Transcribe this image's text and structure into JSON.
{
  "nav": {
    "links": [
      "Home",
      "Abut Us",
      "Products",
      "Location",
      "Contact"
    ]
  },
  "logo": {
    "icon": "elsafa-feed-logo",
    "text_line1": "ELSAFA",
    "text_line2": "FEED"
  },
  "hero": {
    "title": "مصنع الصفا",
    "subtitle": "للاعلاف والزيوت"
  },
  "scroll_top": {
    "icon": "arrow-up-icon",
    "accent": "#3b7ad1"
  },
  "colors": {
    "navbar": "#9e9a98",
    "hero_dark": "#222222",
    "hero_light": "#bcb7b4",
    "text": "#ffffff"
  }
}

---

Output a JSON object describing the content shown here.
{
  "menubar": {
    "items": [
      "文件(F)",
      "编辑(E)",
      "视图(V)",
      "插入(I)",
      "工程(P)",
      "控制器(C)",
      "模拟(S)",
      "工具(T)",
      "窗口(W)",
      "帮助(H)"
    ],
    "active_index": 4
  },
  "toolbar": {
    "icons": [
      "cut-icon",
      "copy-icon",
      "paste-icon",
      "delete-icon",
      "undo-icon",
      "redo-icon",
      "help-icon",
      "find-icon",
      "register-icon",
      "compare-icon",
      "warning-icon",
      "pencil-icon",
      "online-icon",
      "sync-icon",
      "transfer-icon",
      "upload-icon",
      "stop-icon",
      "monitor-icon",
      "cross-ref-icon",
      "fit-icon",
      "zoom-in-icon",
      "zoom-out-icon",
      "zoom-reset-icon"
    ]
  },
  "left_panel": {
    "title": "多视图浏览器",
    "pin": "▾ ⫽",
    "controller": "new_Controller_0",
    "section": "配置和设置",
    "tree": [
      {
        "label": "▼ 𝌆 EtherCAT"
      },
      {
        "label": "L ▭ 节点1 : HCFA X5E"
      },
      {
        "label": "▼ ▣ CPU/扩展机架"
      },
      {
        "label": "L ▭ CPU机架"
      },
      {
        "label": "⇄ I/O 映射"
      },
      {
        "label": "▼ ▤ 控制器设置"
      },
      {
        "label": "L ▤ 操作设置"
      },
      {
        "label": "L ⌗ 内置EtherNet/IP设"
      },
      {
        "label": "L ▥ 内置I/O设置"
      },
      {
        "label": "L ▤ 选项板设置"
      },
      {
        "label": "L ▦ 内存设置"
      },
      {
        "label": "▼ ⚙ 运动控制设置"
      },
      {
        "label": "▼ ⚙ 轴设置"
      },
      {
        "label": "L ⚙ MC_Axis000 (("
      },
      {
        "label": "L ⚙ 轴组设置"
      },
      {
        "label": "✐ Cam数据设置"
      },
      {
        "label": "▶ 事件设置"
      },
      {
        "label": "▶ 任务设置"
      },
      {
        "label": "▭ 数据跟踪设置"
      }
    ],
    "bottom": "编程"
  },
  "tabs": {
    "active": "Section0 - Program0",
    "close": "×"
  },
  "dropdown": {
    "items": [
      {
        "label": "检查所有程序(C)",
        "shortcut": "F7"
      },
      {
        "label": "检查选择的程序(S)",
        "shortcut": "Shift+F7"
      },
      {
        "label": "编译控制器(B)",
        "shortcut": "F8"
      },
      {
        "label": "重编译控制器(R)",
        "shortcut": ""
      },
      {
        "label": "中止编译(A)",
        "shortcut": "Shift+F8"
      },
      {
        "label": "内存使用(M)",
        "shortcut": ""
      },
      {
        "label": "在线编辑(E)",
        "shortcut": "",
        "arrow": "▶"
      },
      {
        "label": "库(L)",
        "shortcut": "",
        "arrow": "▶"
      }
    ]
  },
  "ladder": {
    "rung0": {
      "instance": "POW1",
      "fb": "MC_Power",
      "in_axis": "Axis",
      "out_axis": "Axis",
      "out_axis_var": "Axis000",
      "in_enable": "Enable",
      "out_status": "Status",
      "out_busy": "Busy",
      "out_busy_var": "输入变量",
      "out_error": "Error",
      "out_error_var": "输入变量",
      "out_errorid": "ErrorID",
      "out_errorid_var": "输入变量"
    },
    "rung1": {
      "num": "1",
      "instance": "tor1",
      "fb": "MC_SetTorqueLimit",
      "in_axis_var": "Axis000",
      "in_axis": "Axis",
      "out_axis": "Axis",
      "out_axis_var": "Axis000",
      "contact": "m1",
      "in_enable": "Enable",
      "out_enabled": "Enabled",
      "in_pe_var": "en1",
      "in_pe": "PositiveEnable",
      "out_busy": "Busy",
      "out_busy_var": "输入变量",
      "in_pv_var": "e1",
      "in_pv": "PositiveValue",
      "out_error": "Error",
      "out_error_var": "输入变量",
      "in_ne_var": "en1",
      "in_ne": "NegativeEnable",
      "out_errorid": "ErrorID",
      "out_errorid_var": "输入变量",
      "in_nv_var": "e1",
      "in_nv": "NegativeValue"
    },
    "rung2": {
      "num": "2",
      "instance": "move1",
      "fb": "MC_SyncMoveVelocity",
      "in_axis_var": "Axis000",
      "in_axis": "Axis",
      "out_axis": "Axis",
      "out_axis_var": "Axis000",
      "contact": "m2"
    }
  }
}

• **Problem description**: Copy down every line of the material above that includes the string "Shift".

• **Your solution**:
        "shortcut": "Shift+F7"
        "shortcut": "Shift+F8"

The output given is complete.